Lengthy titles and anonymity are characteristic for the 18th century. This book isn't anonymous though as it was penned by the Cēsis town doctor Francis Johann Zeckel and translated into Latvian by pastor Friedrich Daniel Wahr, who was one of the first to collect and summarize Latvian folk songs. The manual was published in Rīga.
Daija said it's one of the most interesting 18th-century books. It's an example of a new genre brought into Latvian books by the Enlightenment movement - that is, books containing practical advice. At 16 pages, it's very thin, but it has a lot to say.
It features detailed instructions on growing potatoes, and also describes the recent famine in Vidzeme, arguing that the food shortage is the reason to move from growing cereal crops to planting potatoes.
The book concludes with verse dedicated to potatoes in a poem parodying Gotthard Friedrich Stender, one of the founders of Latvian letters. What's more, the book also has multiplication tables for people who want to know how many potatoes they'll get for their buck.
How could the prosaic potato inspire literature?
Potatoes were still considered a new and foreign crop in the 18th century.
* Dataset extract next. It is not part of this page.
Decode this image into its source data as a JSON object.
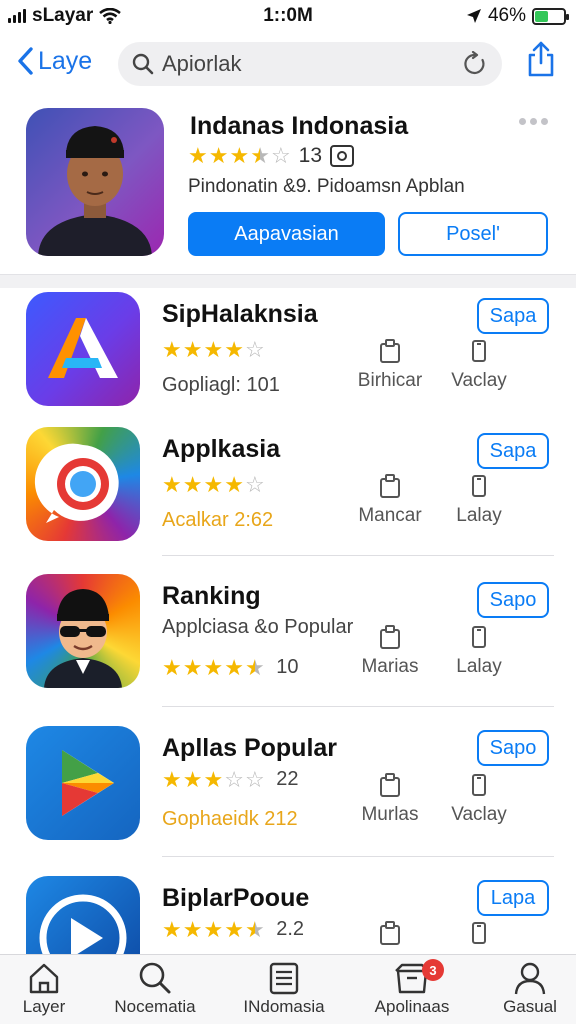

Farmers were slow to adopt them and so they had to be sold the notion that potatoes are a promising investment.
Potatoes were a major subject among other 18th-century manuals dedicated to farming techniques and new crops.
Here's a piece of advice from the book for budding potato farmers:
"Shall the soil for potatoes be as fine and well-worked upon as much as the fertile soil allows, so that the tender sprouts can spread in the ground as far as possible."
The book will be on show at the National Library of Latvia exhibition "Book in Latvia", which will be opened August 29.